→ Exercise instructions
Report every line from the following entries that contains the string "desc".

→ Provided data

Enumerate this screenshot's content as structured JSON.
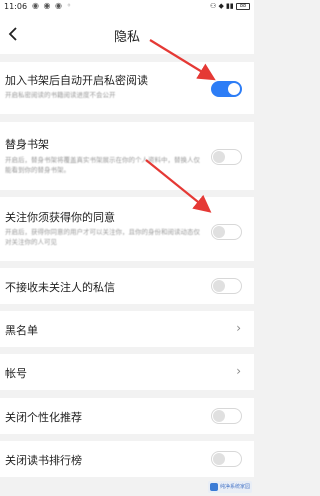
{
  "status_bar": {
    "time": "11:06",
    "left_dots": "◉ ◉ ◉ ◦",
    "right_info": "⚇ ◆ ▮▮ ",
    "battery": "88"
  },
  "nav": {
    "title": "隐私"
  },
  "settings": [
    {
      "title": "加入书架后自动开启私密阅读",
      "desc": "开启私密阅读的书籍阅读进度不会公开",
      "control": "toggle",
      "on": true
    },
    {
      "title": "替身书架",
      "desc": "开启后，替身书架将覆盖真实书架展示在你的个人资料中，替换人仅能看到你的替身书架。",
      "control": "toggle",
      "on": false
    },
    {
      "title": "关注你须获得你的同意",
      "desc": "开启后，获得你同意的用户才可以关注你，且你的身份和阅读动态仅对关注你的人可见",
      "control": "toggle",
      "on": false
    },
    {
      "title": "不接收未关注人的私信",
      "control": "toggle",
      "on": false
    },
    {
      "title": "黑名单",
      "control": "chevron"
    },
    {
      "title": "帐号",
      "control": "chevron"
    },
    {
      "title": "关闭个性化推荐",
      "control": "toggle",
      "on": false
    },
    {
      "title": "关闭读书排行榜",
      "control": "toggle",
      "on": false
    }
  ],
  "icons": {
    "back": "chevron-left-icon",
    "chevron": "›"
  },
  "colors": {
    "accent": "#2d7df6",
    "arrow": "#e53935"
  },
  "watermark": "纯净系统家园"
}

→ Answer
      "desc": "开启私密阅读的书籍阅读进度不会公开",
      "desc": "开启后，替身书架将覆盖真实书架展示在你的个人资料中，替换人仅能看到你的替身书架。",
      "desc": "开启后，获得你同意的用户才可以关注你，且你的身份和阅读动态仅对关注你的人可见",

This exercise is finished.